Items from an interface collection:
- Opening Delimiter -

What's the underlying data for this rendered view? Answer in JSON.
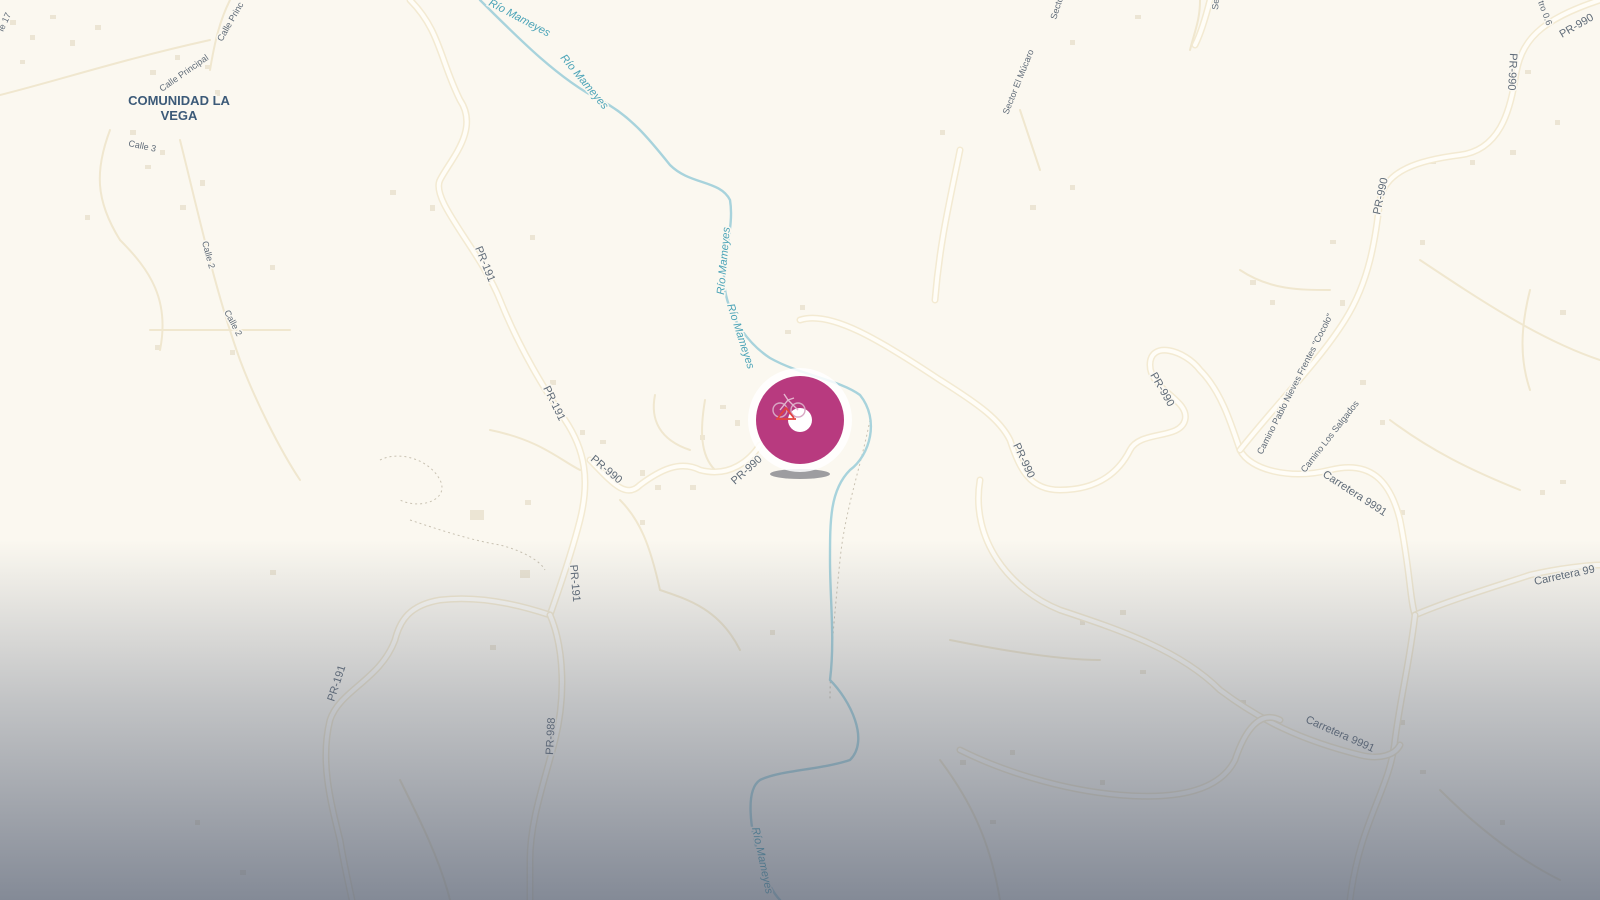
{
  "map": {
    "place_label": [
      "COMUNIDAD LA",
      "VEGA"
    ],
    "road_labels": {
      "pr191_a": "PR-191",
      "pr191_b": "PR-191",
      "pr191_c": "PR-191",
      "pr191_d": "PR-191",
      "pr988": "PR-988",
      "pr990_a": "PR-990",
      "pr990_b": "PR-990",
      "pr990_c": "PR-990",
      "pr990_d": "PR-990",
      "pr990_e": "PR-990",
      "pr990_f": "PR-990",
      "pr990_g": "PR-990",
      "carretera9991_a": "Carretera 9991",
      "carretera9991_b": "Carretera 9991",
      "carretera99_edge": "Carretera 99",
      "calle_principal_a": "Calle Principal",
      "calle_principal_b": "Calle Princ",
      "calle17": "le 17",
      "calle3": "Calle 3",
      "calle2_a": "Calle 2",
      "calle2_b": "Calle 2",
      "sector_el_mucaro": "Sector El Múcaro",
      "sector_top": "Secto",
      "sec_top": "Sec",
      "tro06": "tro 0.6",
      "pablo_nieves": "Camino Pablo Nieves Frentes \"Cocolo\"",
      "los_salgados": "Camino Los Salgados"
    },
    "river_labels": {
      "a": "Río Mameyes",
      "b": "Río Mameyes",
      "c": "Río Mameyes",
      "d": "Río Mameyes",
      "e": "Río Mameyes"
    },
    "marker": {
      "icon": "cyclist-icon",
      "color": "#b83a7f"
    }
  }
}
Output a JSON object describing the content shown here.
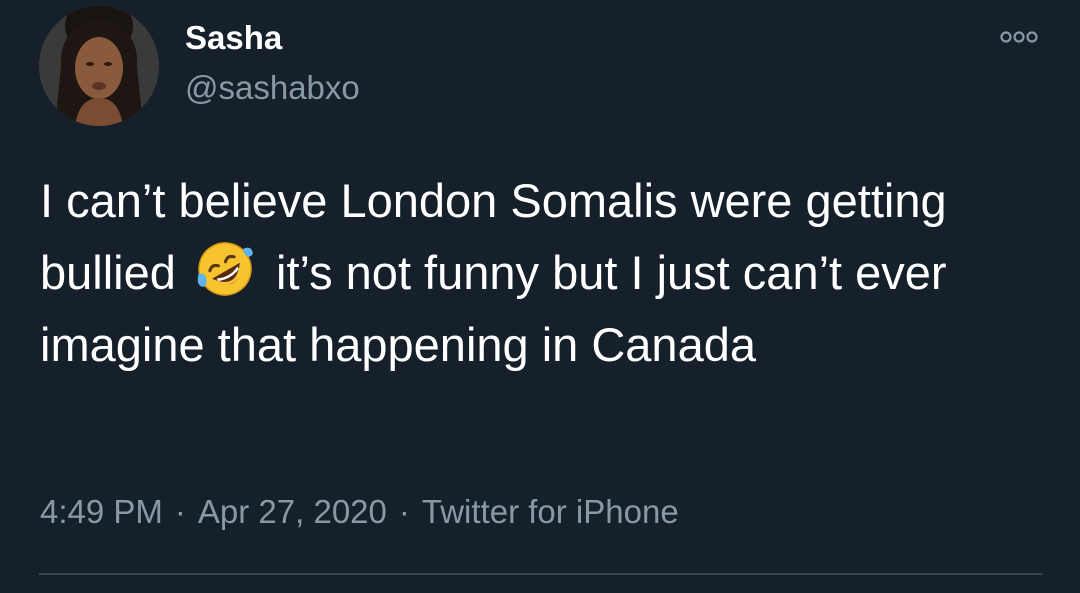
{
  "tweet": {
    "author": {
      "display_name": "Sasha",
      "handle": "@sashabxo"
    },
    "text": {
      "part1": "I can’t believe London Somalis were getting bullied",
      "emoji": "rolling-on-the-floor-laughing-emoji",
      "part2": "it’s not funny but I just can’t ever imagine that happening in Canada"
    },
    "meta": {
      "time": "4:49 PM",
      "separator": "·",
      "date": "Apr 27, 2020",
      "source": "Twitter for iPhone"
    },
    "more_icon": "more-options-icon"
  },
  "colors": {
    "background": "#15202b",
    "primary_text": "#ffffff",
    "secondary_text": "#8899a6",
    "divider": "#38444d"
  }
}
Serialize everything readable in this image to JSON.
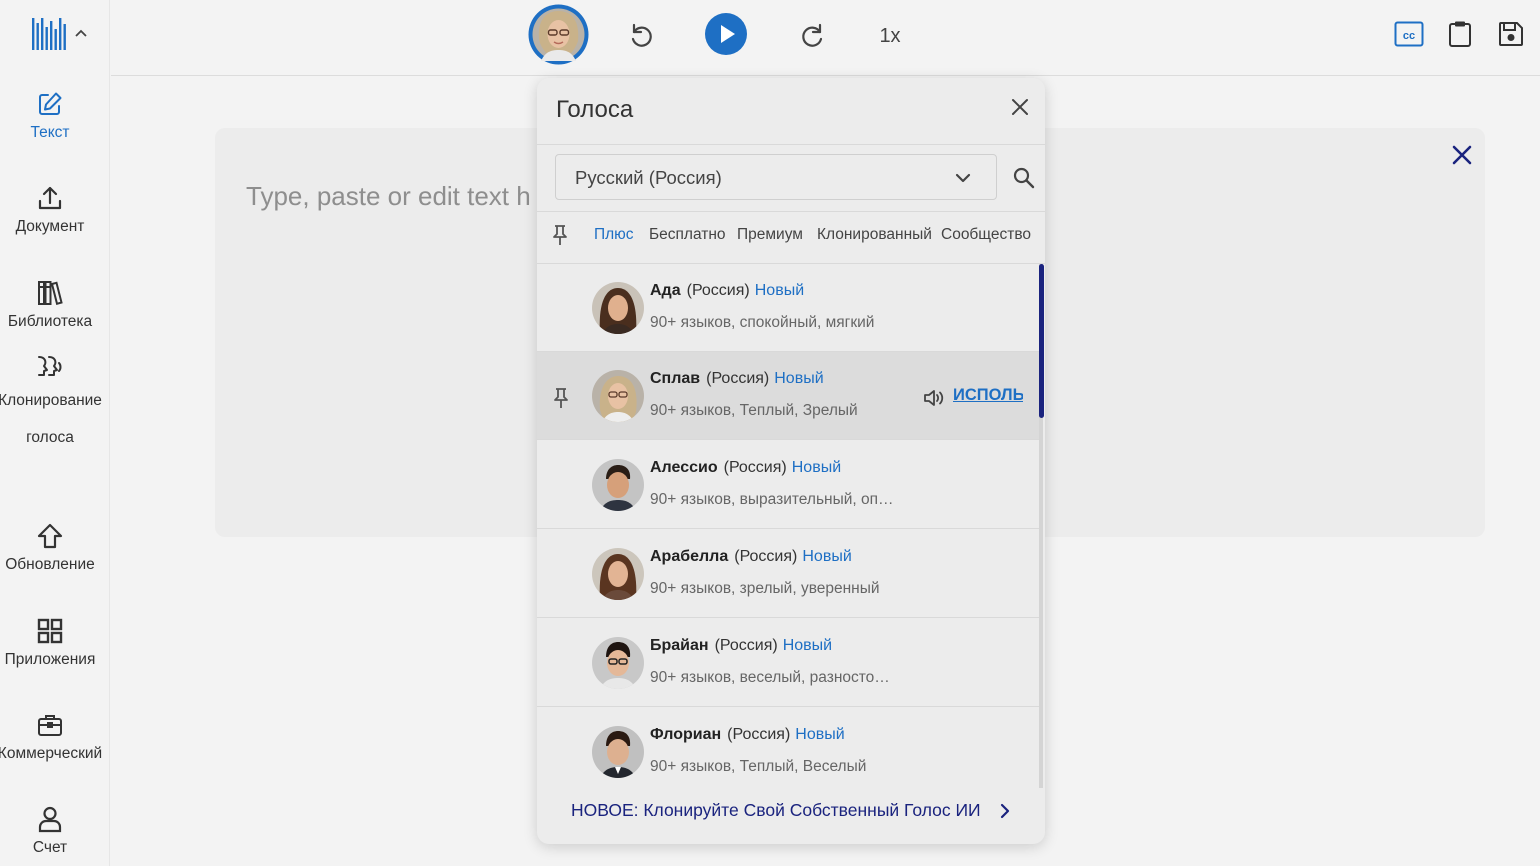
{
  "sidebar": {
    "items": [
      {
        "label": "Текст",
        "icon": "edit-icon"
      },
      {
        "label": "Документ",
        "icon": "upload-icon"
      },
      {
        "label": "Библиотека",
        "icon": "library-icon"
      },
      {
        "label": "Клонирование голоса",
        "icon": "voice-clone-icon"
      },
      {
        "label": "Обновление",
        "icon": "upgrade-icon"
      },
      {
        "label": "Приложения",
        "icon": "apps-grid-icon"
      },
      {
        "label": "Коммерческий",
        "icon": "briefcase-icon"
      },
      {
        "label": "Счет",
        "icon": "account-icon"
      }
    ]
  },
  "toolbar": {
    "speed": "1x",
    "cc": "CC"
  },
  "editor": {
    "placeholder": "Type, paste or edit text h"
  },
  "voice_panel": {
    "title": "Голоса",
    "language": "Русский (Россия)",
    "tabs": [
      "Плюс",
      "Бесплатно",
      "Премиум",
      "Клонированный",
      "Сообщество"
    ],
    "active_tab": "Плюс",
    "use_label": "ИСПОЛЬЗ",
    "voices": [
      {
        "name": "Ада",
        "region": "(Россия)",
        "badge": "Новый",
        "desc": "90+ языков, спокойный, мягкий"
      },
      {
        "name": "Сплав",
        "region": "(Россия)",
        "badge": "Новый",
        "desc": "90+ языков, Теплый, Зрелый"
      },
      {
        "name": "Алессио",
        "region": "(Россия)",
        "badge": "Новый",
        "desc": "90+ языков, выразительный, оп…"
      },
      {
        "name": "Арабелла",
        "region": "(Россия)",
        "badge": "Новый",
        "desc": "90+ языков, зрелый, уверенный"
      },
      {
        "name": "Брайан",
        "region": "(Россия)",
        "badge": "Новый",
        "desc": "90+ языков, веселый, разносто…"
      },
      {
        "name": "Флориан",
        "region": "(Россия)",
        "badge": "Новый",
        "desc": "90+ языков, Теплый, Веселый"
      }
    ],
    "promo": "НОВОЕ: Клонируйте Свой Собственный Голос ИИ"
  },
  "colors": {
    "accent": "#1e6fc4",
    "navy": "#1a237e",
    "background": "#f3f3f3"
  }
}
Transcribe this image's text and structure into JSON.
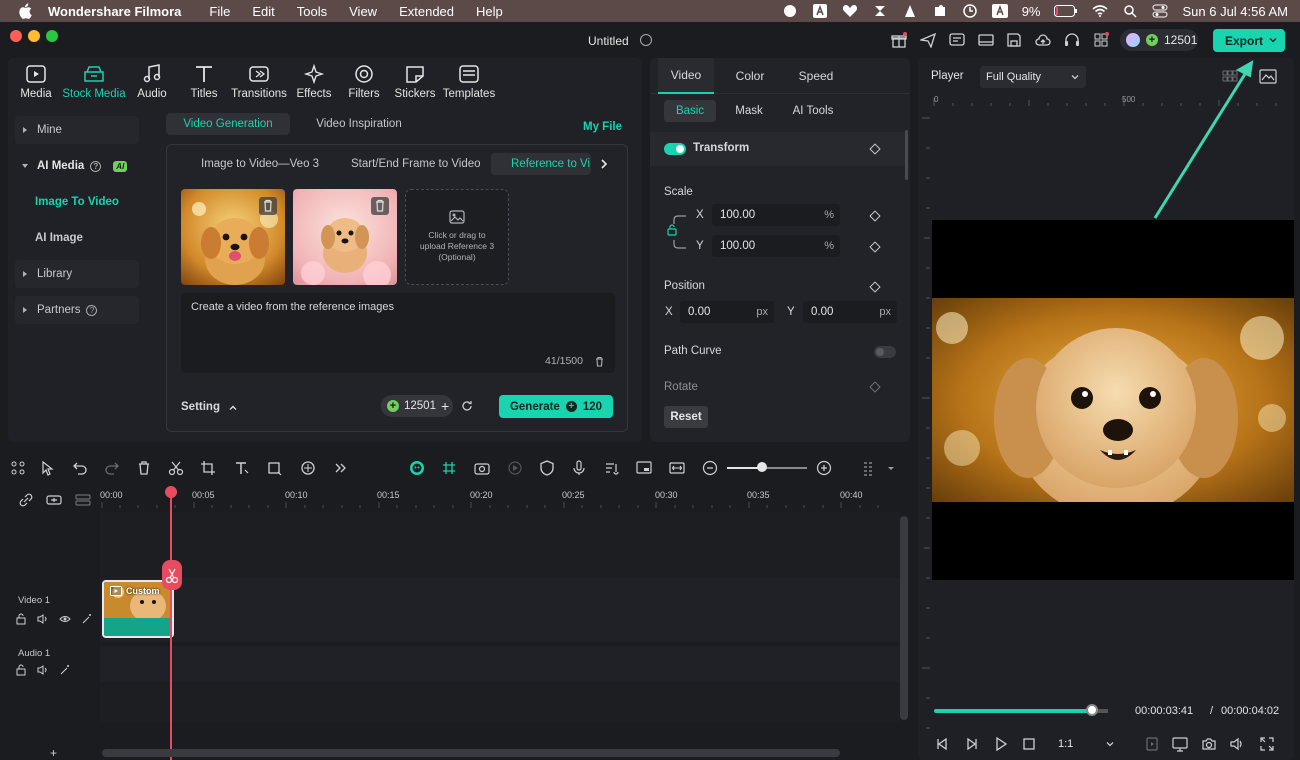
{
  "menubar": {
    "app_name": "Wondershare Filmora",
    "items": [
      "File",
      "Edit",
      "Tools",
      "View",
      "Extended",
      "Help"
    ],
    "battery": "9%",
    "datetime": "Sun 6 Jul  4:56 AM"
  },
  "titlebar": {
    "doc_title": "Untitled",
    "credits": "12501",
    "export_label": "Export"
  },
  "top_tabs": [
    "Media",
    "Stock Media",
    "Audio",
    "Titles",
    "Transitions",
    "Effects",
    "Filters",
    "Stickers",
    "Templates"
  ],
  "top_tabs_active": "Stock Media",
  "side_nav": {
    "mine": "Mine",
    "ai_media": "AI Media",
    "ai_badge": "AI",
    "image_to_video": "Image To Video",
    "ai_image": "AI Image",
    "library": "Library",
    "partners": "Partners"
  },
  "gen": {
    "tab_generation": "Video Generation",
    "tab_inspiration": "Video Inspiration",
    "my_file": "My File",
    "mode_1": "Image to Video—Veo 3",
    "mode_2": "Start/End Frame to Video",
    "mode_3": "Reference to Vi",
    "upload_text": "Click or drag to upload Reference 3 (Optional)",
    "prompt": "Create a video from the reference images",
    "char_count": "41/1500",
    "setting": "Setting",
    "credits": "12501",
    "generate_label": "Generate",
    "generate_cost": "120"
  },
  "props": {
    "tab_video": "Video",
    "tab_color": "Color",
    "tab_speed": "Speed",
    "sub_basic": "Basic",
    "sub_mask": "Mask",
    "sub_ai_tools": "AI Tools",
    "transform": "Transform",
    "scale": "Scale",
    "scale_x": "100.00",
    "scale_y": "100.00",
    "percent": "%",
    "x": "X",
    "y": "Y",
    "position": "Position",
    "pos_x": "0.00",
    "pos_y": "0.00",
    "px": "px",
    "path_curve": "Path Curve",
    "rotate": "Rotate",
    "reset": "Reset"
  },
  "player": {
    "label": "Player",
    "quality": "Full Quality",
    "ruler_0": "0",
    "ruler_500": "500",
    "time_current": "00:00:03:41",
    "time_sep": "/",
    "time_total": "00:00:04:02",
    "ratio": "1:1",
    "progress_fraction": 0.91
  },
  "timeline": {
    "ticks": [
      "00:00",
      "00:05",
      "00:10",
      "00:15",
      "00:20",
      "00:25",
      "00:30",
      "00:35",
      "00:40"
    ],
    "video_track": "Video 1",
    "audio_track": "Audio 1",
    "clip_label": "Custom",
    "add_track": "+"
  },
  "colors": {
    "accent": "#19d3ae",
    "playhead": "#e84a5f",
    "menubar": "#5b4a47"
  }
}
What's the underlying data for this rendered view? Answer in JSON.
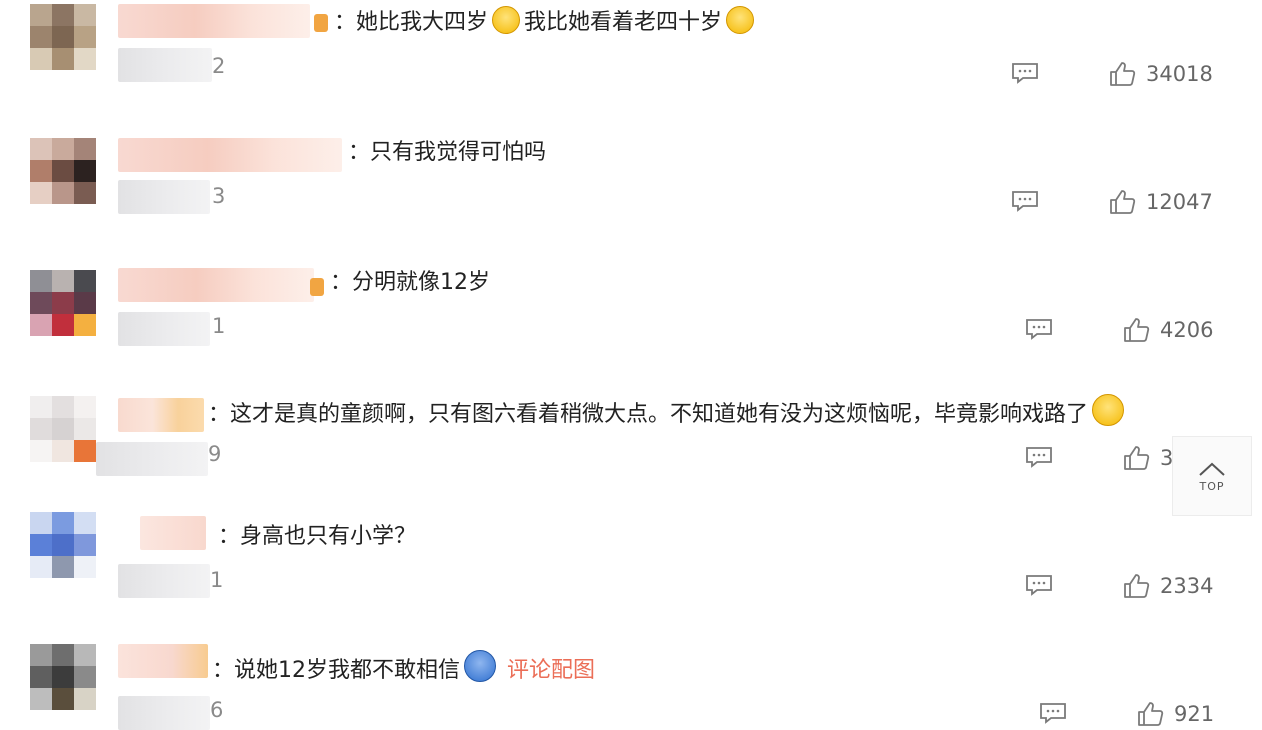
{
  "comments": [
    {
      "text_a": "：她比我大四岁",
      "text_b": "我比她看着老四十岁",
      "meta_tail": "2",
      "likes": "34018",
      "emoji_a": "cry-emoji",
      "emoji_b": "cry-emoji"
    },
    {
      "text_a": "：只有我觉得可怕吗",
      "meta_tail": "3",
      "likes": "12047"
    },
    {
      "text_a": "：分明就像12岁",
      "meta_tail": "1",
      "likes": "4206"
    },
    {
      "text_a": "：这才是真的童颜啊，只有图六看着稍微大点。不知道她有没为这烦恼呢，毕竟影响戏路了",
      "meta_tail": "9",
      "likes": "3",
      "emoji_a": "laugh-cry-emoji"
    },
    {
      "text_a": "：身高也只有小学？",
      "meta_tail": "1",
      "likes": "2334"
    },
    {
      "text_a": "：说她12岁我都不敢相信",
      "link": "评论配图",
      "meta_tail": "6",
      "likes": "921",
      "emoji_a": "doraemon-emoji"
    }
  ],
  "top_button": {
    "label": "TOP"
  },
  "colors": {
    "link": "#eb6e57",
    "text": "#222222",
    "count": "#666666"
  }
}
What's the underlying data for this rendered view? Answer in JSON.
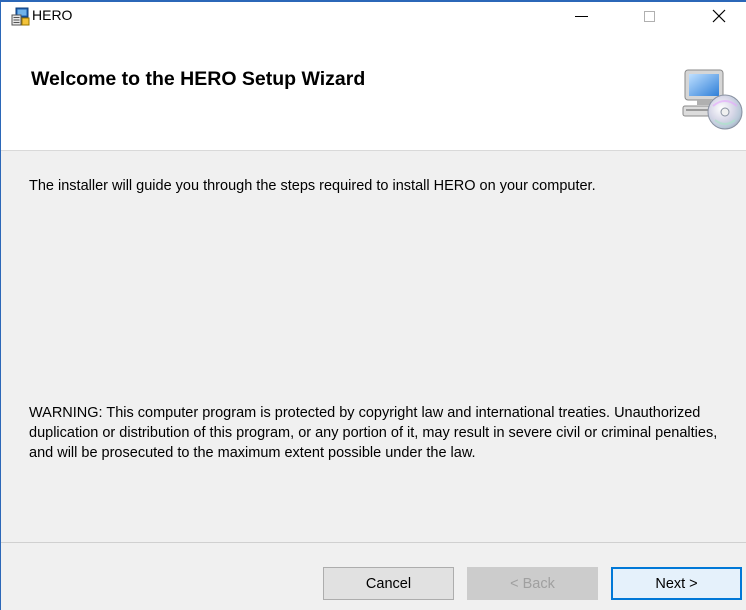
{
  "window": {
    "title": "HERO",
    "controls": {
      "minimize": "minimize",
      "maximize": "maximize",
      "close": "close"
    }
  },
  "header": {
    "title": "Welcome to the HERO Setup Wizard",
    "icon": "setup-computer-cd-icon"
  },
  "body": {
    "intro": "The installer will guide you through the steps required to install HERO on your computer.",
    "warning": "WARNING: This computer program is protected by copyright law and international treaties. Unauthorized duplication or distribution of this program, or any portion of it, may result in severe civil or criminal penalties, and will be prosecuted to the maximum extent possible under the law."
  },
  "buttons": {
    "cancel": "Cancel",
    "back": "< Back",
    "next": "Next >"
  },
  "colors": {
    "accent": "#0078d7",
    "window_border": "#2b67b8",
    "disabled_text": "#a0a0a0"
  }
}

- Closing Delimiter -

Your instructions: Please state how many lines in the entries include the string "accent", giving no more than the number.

Task result: 3